A brother who, up to that time, had said little or nothing a long, thin, loose-limbered brother, with a face very like a quince three-quarter withered-a brother, to say the truth, of whose abilities a somewhat mean opinion was entertained, for he was given to stammering, blushing, hemming, hawing, scraping with his feet, and seemed Co possess no peculiar accomplishment save the questionable one of shutting one eye when he expectorated-this brother, by name Zephaniah Sockdolloger here addressed himself modestly to speech" Thorns," he said, "isn't good eating, stinging nettles isn't pleasant handling, without gloves, nor is thistles comfortable worn next to the skin. Corns is painful. Man's skin was not made to be flayed off him like unto the hide of a wild cat. But vocation is vocation, and dooty dooty-some. I, Zephaniah Sockdolloger, will go on the Rapparoarer location, and if Brother Brownjohn will loan me his hoss, I will confront the man-even Goliah Quagg.' After which the devoted brother shut one eye and expectorated.
The meeting turned their quids, and expectorated too; but without shutting their eyes. They adopted the long brother's disinterested proposition nem. con. But Brother Bobberlink whispered to Brother Slocum that he had allers thought Zephaniah Sockdolloger considerable of a fool, and that now he knowed it-that was a fact.
The fire roared, the sparks flew up the chimney, and the bellows blew fiercely one April evening, and Colonel

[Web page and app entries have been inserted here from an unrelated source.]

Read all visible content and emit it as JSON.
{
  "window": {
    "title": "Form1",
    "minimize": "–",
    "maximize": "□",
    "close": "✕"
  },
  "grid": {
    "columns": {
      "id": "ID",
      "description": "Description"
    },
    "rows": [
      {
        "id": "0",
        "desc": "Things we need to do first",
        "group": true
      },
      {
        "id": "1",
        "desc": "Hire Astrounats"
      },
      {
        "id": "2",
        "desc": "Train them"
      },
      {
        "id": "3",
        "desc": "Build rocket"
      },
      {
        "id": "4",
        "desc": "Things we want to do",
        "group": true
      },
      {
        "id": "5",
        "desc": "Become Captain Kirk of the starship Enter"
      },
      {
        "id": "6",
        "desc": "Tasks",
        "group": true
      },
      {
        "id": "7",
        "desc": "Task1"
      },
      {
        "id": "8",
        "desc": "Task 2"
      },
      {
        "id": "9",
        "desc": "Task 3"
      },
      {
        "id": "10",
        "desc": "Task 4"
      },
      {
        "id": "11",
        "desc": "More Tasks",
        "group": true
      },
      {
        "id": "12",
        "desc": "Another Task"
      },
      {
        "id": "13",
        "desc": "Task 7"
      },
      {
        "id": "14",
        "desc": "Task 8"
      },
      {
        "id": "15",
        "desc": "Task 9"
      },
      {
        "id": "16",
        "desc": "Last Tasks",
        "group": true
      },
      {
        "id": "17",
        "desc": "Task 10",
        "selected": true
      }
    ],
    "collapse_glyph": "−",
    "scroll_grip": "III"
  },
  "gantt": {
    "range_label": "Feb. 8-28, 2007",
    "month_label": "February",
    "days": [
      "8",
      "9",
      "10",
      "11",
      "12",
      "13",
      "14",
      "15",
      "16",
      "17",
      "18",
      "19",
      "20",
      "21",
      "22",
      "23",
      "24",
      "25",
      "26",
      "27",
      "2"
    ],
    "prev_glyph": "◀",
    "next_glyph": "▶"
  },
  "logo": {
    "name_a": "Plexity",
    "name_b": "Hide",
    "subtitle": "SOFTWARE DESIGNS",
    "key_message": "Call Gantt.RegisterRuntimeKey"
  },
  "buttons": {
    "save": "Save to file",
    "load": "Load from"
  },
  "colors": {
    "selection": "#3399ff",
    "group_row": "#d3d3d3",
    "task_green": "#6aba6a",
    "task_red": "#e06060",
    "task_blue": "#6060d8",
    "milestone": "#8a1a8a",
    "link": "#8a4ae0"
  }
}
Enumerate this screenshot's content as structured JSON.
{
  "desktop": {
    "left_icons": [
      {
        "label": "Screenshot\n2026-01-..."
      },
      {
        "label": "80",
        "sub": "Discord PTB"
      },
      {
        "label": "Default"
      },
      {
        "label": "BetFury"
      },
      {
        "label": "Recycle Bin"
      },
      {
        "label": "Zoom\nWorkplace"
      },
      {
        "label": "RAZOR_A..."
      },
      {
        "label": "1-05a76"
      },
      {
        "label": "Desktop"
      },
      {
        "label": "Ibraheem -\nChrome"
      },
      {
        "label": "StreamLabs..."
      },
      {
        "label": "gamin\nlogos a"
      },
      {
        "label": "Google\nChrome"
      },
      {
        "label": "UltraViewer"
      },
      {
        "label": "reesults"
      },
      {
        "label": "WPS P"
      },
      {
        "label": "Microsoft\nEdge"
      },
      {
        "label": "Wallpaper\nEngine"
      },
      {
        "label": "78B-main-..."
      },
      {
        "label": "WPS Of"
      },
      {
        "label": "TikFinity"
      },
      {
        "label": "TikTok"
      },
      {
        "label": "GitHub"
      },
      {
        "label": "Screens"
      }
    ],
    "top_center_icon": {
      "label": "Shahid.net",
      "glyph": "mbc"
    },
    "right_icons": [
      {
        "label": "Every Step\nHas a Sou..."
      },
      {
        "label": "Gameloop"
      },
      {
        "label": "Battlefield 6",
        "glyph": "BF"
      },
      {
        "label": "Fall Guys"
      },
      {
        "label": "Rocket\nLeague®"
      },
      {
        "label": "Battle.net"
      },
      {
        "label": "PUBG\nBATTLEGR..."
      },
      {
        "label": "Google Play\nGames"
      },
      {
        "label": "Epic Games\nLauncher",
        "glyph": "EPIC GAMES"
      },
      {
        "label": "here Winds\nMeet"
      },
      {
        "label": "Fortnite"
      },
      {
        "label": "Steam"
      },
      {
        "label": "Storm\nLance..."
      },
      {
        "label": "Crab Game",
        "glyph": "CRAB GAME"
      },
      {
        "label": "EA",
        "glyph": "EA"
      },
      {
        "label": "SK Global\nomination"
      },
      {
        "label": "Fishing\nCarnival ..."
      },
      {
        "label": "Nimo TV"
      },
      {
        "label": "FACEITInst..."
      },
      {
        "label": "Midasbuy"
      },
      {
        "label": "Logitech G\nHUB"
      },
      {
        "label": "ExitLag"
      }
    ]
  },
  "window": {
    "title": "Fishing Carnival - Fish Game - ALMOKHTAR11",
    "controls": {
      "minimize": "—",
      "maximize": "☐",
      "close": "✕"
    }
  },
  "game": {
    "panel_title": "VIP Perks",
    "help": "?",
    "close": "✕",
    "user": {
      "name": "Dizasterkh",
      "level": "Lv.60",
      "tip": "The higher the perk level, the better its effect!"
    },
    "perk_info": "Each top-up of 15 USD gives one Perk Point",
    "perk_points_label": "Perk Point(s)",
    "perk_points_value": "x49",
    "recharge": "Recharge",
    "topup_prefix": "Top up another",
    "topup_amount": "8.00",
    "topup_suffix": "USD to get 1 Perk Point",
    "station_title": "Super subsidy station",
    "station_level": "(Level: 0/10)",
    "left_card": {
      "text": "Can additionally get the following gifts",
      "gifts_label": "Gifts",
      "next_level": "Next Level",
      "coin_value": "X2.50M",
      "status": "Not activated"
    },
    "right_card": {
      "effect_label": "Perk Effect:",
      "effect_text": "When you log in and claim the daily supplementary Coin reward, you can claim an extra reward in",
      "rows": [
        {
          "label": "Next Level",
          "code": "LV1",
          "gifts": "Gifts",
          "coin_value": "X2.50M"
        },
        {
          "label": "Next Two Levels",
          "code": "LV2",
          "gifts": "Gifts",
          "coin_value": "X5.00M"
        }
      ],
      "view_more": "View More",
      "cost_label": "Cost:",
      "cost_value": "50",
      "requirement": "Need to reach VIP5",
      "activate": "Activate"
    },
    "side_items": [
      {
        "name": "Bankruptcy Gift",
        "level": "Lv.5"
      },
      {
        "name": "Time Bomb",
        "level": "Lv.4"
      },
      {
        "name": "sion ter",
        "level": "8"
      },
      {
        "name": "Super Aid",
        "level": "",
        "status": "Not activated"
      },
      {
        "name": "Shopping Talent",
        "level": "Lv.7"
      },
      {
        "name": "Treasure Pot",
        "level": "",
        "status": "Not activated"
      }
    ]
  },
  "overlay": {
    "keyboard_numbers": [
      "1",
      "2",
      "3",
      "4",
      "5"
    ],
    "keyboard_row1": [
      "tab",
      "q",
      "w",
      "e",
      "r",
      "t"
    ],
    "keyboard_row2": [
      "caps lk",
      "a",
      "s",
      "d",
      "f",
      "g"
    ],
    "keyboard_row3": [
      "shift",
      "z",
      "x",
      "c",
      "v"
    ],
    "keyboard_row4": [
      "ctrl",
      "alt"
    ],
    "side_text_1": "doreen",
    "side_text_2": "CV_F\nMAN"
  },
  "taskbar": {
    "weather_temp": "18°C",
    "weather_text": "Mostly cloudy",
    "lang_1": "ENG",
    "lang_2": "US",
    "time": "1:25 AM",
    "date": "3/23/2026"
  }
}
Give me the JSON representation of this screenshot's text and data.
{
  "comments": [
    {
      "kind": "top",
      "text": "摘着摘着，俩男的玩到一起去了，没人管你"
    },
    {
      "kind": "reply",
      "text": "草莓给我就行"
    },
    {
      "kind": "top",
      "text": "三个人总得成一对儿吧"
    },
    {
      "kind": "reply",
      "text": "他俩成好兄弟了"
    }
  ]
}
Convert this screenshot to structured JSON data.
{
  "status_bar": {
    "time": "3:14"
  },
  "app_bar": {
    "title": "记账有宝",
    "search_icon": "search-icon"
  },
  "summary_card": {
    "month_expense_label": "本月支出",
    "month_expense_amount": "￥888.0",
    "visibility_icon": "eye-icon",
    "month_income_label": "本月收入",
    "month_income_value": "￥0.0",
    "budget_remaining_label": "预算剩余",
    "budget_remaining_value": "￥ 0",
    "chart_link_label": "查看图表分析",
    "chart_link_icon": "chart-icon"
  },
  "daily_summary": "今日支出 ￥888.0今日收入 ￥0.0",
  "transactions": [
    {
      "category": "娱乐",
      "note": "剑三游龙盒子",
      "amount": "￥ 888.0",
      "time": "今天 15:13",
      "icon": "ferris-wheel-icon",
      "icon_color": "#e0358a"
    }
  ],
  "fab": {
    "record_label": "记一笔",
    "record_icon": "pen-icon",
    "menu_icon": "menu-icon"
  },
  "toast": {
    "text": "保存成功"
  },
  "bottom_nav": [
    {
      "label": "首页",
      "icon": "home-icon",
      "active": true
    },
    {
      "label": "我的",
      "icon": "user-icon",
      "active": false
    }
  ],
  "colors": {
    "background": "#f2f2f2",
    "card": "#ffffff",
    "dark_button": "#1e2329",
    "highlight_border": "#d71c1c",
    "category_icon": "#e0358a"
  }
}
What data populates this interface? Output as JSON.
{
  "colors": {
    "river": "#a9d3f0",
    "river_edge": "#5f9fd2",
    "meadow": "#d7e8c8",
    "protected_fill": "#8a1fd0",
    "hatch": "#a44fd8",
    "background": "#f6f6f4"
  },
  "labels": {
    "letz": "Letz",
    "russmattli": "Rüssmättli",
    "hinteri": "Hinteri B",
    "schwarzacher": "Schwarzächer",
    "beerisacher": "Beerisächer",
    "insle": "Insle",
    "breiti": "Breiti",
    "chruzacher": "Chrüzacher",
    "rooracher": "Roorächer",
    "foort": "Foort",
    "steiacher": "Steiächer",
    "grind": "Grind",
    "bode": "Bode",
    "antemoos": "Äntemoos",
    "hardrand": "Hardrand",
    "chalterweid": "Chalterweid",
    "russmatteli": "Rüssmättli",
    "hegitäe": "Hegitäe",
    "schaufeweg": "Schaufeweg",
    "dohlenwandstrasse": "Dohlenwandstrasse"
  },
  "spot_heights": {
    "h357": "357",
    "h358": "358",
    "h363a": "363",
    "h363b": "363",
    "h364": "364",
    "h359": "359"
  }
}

Quagg and his anvil were in fierce dispute about a redhot horse shoe, when suddenly 'Zeek, the bellows blower, ceased a moment in his occupation, and remarked-" One o' 'em, Colonel, top o' the hill. On a hoss-legs as long as a coulter." "Twankeydillo! twankeydillo !" sung out Colonel Quagg, in great exultation. "Ile, 'Zeek, and plenty of it, for Jack Strap, the critter, is getting tarnation rusty."
The fatal strap being "iled" rather more liberally than usual, the Colonel grasped it in his mighty hand, and passed out of the smithy door.
He saw coming towards him down the hill a longlegged, yellow-faced man in black, with a white neckcloth and a broad-brimmed hat. He bestrode a solemnlooking white horse with a long tail. He had but one spur (the rider), but it was a very long and rusty spur. In his hand he carried a little dog's-eared book, and, as he rode, he sung quite softly a little hymn that ran something like unto the following:—
"We are marching through the gracious ground,
We soon shall hear the trumpet sound;
And then we shall in glory reign,
And never, never part again," etc.
Colonel Quagg waited till the verse of the hymn was quite finished, and the horse had got to within a couple of yards of his door, when he called out in a terrible voice
Brother," said the man on the horse, "Good evening, and peace."
"For the matter of that," responded Colonel Quagg, "rot! Hold hard, and get out of that hoss."
Brother," the other interrogated.
"Git out, I tell you," cried the blacksmith.
and feet. Git out, you long-tailed blackbird. Git out, for I'm riz, and snakes will wake! I want to talk to you."
The long man slid rather than got off his horse. It was, indeed, Brother Zephaniah Sockdolloger, for his